▶ **Excerpted data**

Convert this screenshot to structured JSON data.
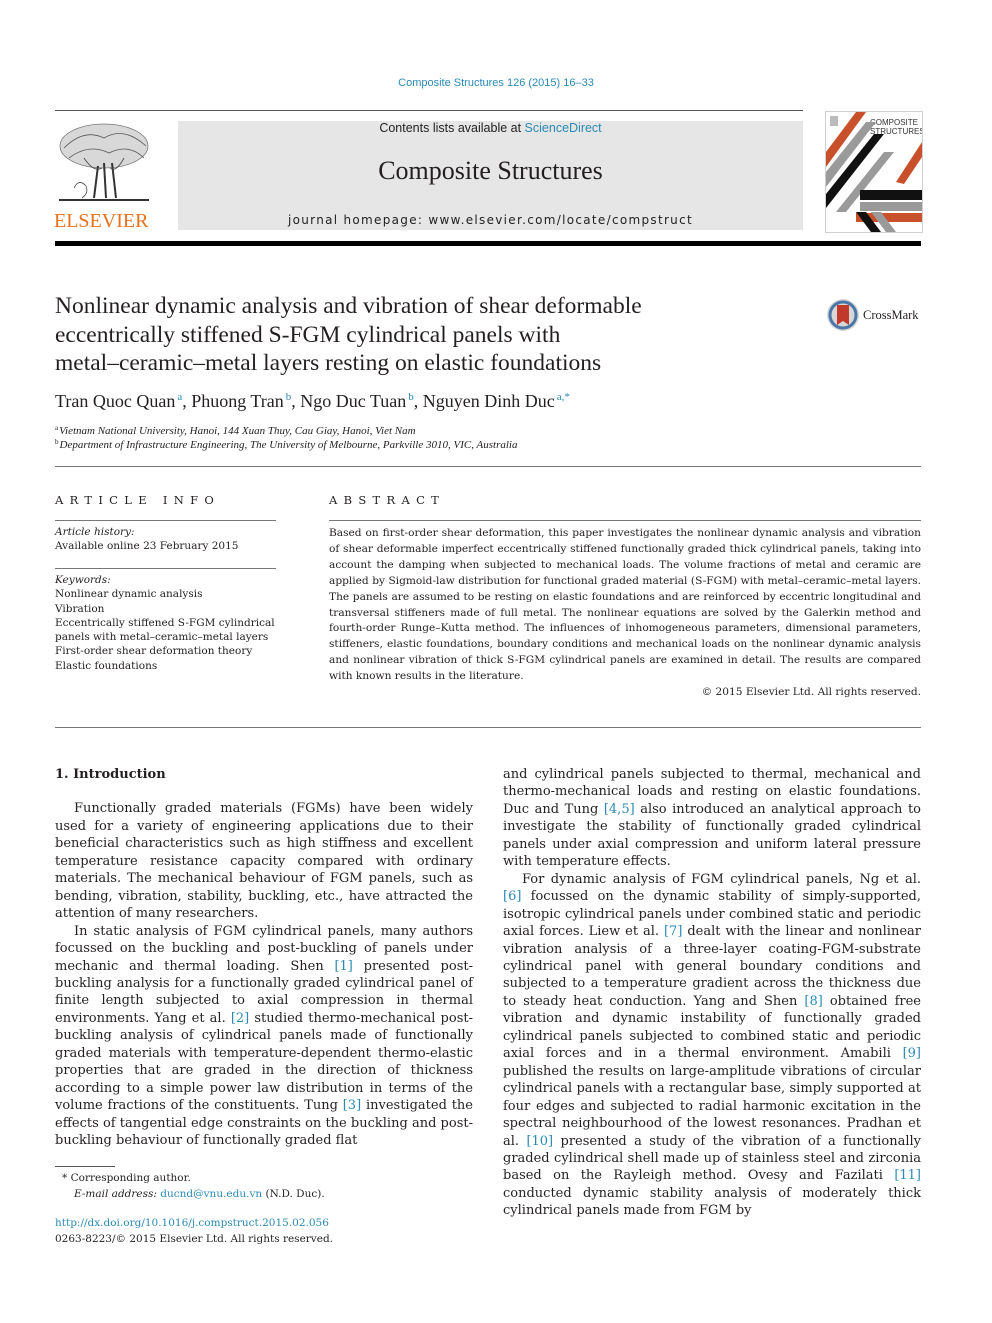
{
  "running_head": "Composite Structures 126 (2015) 16–33",
  "masthead": {
    "publisher_logo_text": "ELSEVIER",
    "contents_prefix": "Contents lists available at ",
    "contents_link": "ScienceDirect",
    "journal_title": "Composite Structures",
    "homepage_text": "journal homepage: www.elsevier.com/locate/compstruct",
    "cover_text_line1": "COMPOSITE",
    "cover_text_line2": "STRUCTURES",
    "colors": {
      "elsevier_orange": "#e9711c",
      "link_blue": "#2a8ab5",
      "cover_orange": "#c8502a",
      "masthead_gray": "#e6e6e6"
    }
  },
  "article": {
    "title_lines": [
      "Nonlinear dynamic analysis and vibration of shear deformable",
      "eccentrically stiffened S-FGM cylindrical panels with",
      "metal–ceramic–metal layers resting on elastic foundations"
    ],
    "crossmark_label": "CrossMark",
    "authors": [
      {
        "name": "Tran Quoc Quan",
        "sup": "a"
      },
      {
        "name": "Phuong Tran",
        "sup": "b"
      },
      {
        "name": "Ngo Duc Tuan",
        "sup": "b"
      },
      {
        "name": "Nguyen Dinh Duc",
        "sup": "a,*"
      }
    ],
    "affiliations": [
      {
        "sup": "a",
        "text": "Vietnam National University, Hanoi, 144 Xuan Thuy, Cau Giay, Hanoi, Viet Nam"
      },
      {
        "sup": "b",
        "text": "Department of Infrastructure Engineering, The University of Melbourne, Parkville 3010, VIC, Australia"
      }
    ]
  },
  "article_info": {
    "heading": "ARTICLE INFO",
    "history_label": "Article history:",
    "history_value": "Available online 23 February 2015",
    "keywords_label": "Keywords:",
    "keywords": [
      "Nonlinear dynamic analysis",
      "Vibration",
      "Eccentrically stiffened S-FGM cylindrical",
      "panels with metal–ceramic–metal layers",
      "First-order shear deformation theory",
      "Elastic foundations"
    ]
  },
  "abstract": {
    "heading": "ABSTRACT",
    "text": "Based on first-order shear deformation, this paper investigates the nonlinear dynamic analysis and vibration of shear deformable imperfect eccentrically stiffened functionally graded thick cylindrical panels, taking into account the damping when subjected to mechanical loads. The volume fractions of metal and ceramic are applied by Sigmoid-law distribution for functional graded material (S-FGM) with metal–ceramic–metal layers. The panels are assumed to be resting on elastic foundations and are reinforced by eccentric longitudinal and transversal stiffeners made of full metal. The nonlinear equations are solved by the Galerkin method and fourth-order Runge–Kutta method. The influences of inhomogeneous parameters, dimensional parameters, stiffeners, elastic foundations, boundary conditions and mechanical loads on the nonlinear dynamic analysis and nonlinear vibration of thick S-FGM cylindrical panels are examined in detail. The results are compared with known results in the literature.",
    "copyright": "© 2015 Elsevier Ltd. All rights reserved."
  },
  "body": {
    "section_heading": "1. Introduction",
    "left_paragraphs": [
      [
        {
          "t": "Functionally graded materials (FGMs) have been widely used for a variety of engineering applications due to their beneficial characteristics such as high stiffness and excellent temperature resistance capacity compared with ordinary materials. The mechanical behaviour of FGM panels, such as bending, vibration, stability, buckling, etc., have attracted the attention of many researchers."
        }
      ],
      [
        {
          "t": "In static analysis of FGM cylindrical panels, many authors focussed on the buckling and post-buckling of panels under mechanic and thermal loading. Shen "
        },
        {
          "ref": "[1]"
        },
        {
          "t": " presented post-buckling analysis for a functionally graded cylindrical panel of finite length subjected to axial compression in thermal environments. Yang et al. "
        },
        {
          "ref": "[2]"
        },
        {
          "t": " studied thermo-mechanical post-buckling analysis of cylindrical panels made of functionally graded materials with temperature-dependent thermo-elastic properties that are graded in the direction of thickness according to a simple power law distribution in terms of the volume fractions of the constituents. Tung "
        },
        {
          "ref": "[3]"
        },
        {
          "t": " investigated the effects of tangential edge constraints on the buckling and post-buckling behaviour of functionally graded flat"
        }
      ]
    ],
    "right_paragraphs": [
      [
        {
          "t": "and cylindrical panels subjected to thermal, mechanical and thermo-mechanical loads and resting on elastic foundations. Duc and Tung "
        },
        {
          "ref": "[4,5]"
        },
        {
          "t": " also introduced an analytical approach to investigate the stability of functionally graded cylindrical panels under axial compression and uniform lateral pressure with temperature effects."
        }
      ],
      [
        {
          "t": "For dynamic analysis of FGM cylindrical panels, Ng et al. "
        },
        {
          "ref": "[6]"
        },
        {
          "t": " focussed on the dynamic stability of simply-supported, isotropic cylindrical panels under combined static and periodic axial forces. Liew et al. "
        },
        {
          "ref": "[7]"
        },
        {
          "t": " dealt with the linear and nonlinear vibration analysis of a three-layer coating-FGM-substrate cylindrical panel with general boundary conditions and subjected to a temperature gradient across the thickness due to steady heat conduction. Yang and Shen "
        },
        {
          "ref": "[8]"
        },
        {
          "t": " obtained free vibration and dynamic instability of functionally graded cylindrical panels subjected to combined static and periodic axial forces and in a thermal environment. Amabili "
        },
        {
          "ref": "[9]"
        },
        {
          "t": " published the results on large-amplitude vibrations of circular cylindrical panels with a rectangular base, simply supported at four edges and subjected to radial harmonic excitation in the spectral neighbourhood of the lowest resonances. Pradhan et al. "
        },
        {
          "ref": "[10]"
        },
        {
          "t": " presented a study of the vibration of a functionally graded cylindrical shell made up of stainless steel and zirconia based on the Rayleigh method. Ovesy and Fazilati "
        },
        {
          "ref": "[11]"
        },
        {
          "t": " conducted dynamic stability analysis of moderately thick cylindrical panels made from FGM by"
        }
      ]
    ]
  },
  "footnotes": {
    "corresponding_mark": "*",
    "corresponding_text": "Corresponding author.",
    "email_label": "E-mail address: ",
    "email": "ducnd@vnu.edu.vn",
    "email_suffix": " (N.D. Duc).",
    "doi": "http://dx.doi.org/10.1016/j.compstruct.2015.02.056",
    "issn_line": "0263-8223/© 2015 Elsevier Ltd. All rights reserved."
  }
}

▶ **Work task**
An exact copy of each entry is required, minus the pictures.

▶ **Answer to this exercise**
Convert this screenshot to structured JSON data.
{
  "running_head": "Composite Structures 126 (2015) 16–33",
  "masthead": {
    "publisher_logo_text": "ELSEVIER",
    "contents_prefix": "Contents lists available at ",
    "contents_link": "ScienceDirect",
    "journal_title": "Composite Structures",
    "homepage_text": "journal homepage: www.elsevier.com/locate/compstruct",
    "cover_text_line1": "COMPOSITE",
    "cover_text_line2": "STRUCTURES",
    "colors": {
      "elsevier_orange": "#e9711c",
      "link_blue": "#2a8ab5",
      "cover_orange": "#c8502a",
      "masthead_gray": "#e6e6e6"
    }
  },
  "article": {
    "title_lines": [
      "Nonlinear dynamic analysis and vibration of shear deformable",
      "eccentrically stiffened S-FGM cylindrical panels with",
      "metal–ceramic–metal layers resting on elastic foundations"
    ],
    "crossmark_label": "CrossMark",
    "authors": [
      {
        "name": "Tran Quoc Quan",
        "sup": "a"
      },
      {
        "name": "Phuong Tran",
        "sup": "b"
      },
      {
        "name": "Ngo Duc Tuan",
        "sup": "b"
      },
      {
        "name": "Nguyen Dinh Duc",
        "sup": "a,*"
      }
    ],
    "affiliations": [
      {
        "sup": "a",
        "text": "Vietnam National University, Hanoi, 144 Xuan Thuy, Cau Giay, Hanoi, Viet Nam"
      },
      {
        "sup": "b",
        "text": "Department of Infrastructure Engineering, The University of Melbourne, Parkville 3010, VIC, Australia"
      }
    ]
  },
  "article_info": {
    "heading": "ARTICLE INFO",
    "history_label": "Article history:",
    "history_value": "Available online 23 February 2015",
    "keywords_label": "Keywords:",
    "keywords": [
      "Nonlinear dynamic analysis",
      "Vibration",
      "Eccentrically stiffened S-FGM cylindrical",
      "panels with metal–ceramic–metal layers",
      "First-order shear deformation theory",
      "Elastic foundations"
    ]
  },
  "abstract": {
    "heading": "ABSTRACT",
    "text": "Based on first-order shear deformation, this paper investigates the nonlinear dynamic analysis and vibration of shear deformable imperfect eccentrically stiffened functionally graded thick cylindrical panels, taking into account the damping when subjected to mechanical loads. The volume fractions of metal and ceramic are applied by Sigmoid-law distribution for functional graded material (S-FGM) with metal–ceramic–metal layers. The panels are assumed to be resting on elastic foundations and are reinforced by eccentric longitudinal and transversal stiffeners made of full metal. The nonlinear equations are solved by the Galerkin method and fourth-order Runge–Kutta method. The influences of inhomogeneous parameters, dimensional parameters, stiffeners, elastic foundations, boundary conditions and mechanical loads on the nonlinear dynamic analysis and nonlinear vibration of thick S-FGM cylindrical panels are examined in detail. The results are compared with known results in the literature.",
    "copyright": "© 2015 Elsevier Ltd. All rights reserved."
  },
  "body": {
    "section_heading": "1. Introduction",
    "left_paragraphs": [
      [
        {
          "t": "Functionally graded materials (FGMs) have been widely used for a variety of engineering applications due to their beneficial characteristics such as high stiffness and excellent temperature resistance capacity compared with ordinary materials. The mechanical behaviour of FGM panels, such as bending, vibration, stability, buckling, etc., have attracted the attention of many researchers."
        }
      ],
      [
        {
          "t": "In static analysis of FGM cylindrical panels, many authors focussed on the buckling and post-buckling of panels under mechanic and thermal loading. Shen "
        },
        {
          "ref": "[1]"
        },
        {
          "t": " presented post-buckling analysis for a functionally graded cylindrical panel of finite length subjected to axial compression in thermal environments. Yang et al. "
        },
        {
          "ref": "[2]"
        },
        {
          "t": " studied thermo-mechanical post-buckling analysis of cylindrical panels made of functionally graded materials with temperature-dependent thermo-elastic properties that are graded in the direction of thickness according to a simple power law distribution in terms of the volume fractions of the constituents. Tung "
        },
        {
          "ref": "[3]"
        },
        {
          "t": " investigated the effects of tangential edge constraints on the buckling and post-buckling behaviour of functionally graded flat"
        }
      ]
    ],
    "right_paragraphs": [
      [
        {
          "t": "and cylindrical panels subjected to thermal, mechanical and thermo-mechanical loads and resting on elastic foundations. Duc and Tung "
        },
        {
          "ref": "[4,5]"
        },
        {
          "t": " also introduced an analytical approach to investigate the stability of functionally graded cylindrical panels under axial compression and uniform lateral pressure with temperature effects."
        }
      ],
      [
        {
          "t": "For dynamic analysis of FGM cylindrical panels, Ng et al. "
        },
        {
          "ref": "[6]"
        },
        {
          "t": " focussed on the dynamic stability of simply-supported, isotropic cylindrical panels under combined static and periodic axial forces. Liew et al. "
        },
        {
          "ref": "[7]"
        },
        {
          "t": " dealt with the linear and nonlinear vibration analysis of a three-layer coating-FGM-substrate cylindrical panel with general boundary conditions and subjected to a temperature gradient across the thickness due to steady heat conduction. Yang and Shen "
        },
        {
          "ref": "[8]"
        },
        {
          "t": " obtained free vibration and dynamic instability of functionally graded cylindrical panels subjected to combined static and periodic axial forces and in a thermal environment. Amabili "
        },
        {
          "ref": "[9]"
        },
        {
          "t": " published the results on large-amplitude vibrations of circular cylindrical panels with a rectangular base, simply supported at four edges and subjected to radial harmonic excitation in the spectral neighbourhood of the lowest resonances. Pradhan et al. "
        },
        {
          "ref": "[10]"
        },
        {
          "t": " presented a study of the vibration of a functionally graded cylindrical shell made up of stainless steel and zirconia based on the Rayleigh method. Ovesy and Fazilati "
        },
        {
          "ref": "[11]"
        },
        {
          "t": " conducted dynamic stability analysis of moderately thick cylindrical panels made from FGM by"
        }
      ]
    ]
  },
  "footnotes": {
    "corresponding_mark": "*",
    "corresponding_text": "Corresponding author.",
    "email_label": "E-mail address: ",
    "email": "ducnd@vnu.edu.vn",
    "email_suffix": " (N.D. Duc).",
    "doi": "http://dx.doi.org/10.1016/j.compstruct.2015.02.056",
    "issn_line": "0263-8223/© 2015 Elsevier Ltd. All rights reserved."
  }
}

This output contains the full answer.